    Robi_g , 29 April 2013 07:12
    Looks a tad too runny in the first one
  • 0 Hide
    SRRAE , 29 April 2013 08:11
    There seems to be no weight to the water. The parts where one side of the glass was completely broken, the force of the water would have pushed it away but it didn't. The glass fell and blocked the water again.
  • 0 Hide
    cozmium , 29 April 2013 10:58
    Deary me, everything always boils down to 'Nvidia this, AMD that' from whichever fanboy side happens to get rated highest - usually AMD.

    AMD might have done 'hair physics' but not only is that far easier to do, but much more pointless. I've worked in 3D animation for over a decade and i'll still opt to make hair 'manually' and control it with bones than use a plugin: the simple reason being it's just easier and it doesn't mess you around with dynamics that may not respond how you want. Add on computation time to that mix and it's little more than a fancy tech demo.

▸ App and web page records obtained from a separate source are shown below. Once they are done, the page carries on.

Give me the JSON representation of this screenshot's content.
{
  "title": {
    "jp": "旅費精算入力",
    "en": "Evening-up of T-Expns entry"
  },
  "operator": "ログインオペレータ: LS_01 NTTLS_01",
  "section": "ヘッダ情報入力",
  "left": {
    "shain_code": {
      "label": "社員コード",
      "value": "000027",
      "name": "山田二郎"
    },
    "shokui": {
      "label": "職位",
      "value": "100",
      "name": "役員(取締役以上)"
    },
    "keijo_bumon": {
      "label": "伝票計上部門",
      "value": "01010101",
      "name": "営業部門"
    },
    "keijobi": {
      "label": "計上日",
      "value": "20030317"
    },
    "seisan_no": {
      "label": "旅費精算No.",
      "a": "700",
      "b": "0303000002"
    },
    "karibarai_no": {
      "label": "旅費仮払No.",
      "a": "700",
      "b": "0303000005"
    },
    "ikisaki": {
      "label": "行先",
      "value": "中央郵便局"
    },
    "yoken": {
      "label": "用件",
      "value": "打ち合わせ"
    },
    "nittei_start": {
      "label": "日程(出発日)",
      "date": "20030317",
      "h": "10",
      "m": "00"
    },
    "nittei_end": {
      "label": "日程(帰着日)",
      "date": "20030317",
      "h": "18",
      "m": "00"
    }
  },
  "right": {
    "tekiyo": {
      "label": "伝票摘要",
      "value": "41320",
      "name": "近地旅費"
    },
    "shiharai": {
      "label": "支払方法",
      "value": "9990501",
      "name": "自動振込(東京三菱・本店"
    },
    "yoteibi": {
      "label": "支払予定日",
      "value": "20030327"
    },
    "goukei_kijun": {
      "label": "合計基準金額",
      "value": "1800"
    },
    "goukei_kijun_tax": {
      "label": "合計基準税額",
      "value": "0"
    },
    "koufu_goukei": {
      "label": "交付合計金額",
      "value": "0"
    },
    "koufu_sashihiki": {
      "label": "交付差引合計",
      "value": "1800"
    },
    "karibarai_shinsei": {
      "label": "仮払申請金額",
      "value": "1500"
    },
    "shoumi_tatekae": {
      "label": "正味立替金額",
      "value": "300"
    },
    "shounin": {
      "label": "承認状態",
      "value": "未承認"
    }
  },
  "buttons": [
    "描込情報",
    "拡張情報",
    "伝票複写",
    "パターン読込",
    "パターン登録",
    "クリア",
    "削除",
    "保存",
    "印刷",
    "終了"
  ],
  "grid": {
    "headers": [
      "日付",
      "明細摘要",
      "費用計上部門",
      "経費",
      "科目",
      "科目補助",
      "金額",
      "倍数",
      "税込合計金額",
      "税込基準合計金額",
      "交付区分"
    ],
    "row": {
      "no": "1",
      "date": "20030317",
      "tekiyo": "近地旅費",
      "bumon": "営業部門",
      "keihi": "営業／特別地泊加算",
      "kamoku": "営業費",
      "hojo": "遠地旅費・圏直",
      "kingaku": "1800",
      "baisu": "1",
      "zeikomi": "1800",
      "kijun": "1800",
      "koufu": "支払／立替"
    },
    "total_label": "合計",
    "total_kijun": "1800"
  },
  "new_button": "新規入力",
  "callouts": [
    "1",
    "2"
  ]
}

    Now i'm not gonna start worshipping Nvidia here either, this demo is really impressive by all means, but one has to ask about scale and particle limits. It's certainly a neat idea to use for something like fish tanks, drinks etc. - small things that a player can interact with, but something like a lake, ocean, river etc. would take a massive amount more to do it and I would say we're a long long way off larger scale in terms of processing power yet. These are the things that would have the greatest impact in the game environment though.

    I'm not trying to slate this awesome thing, i'm just saying don't suddenly expect to see it as an ocean. wysiwyg.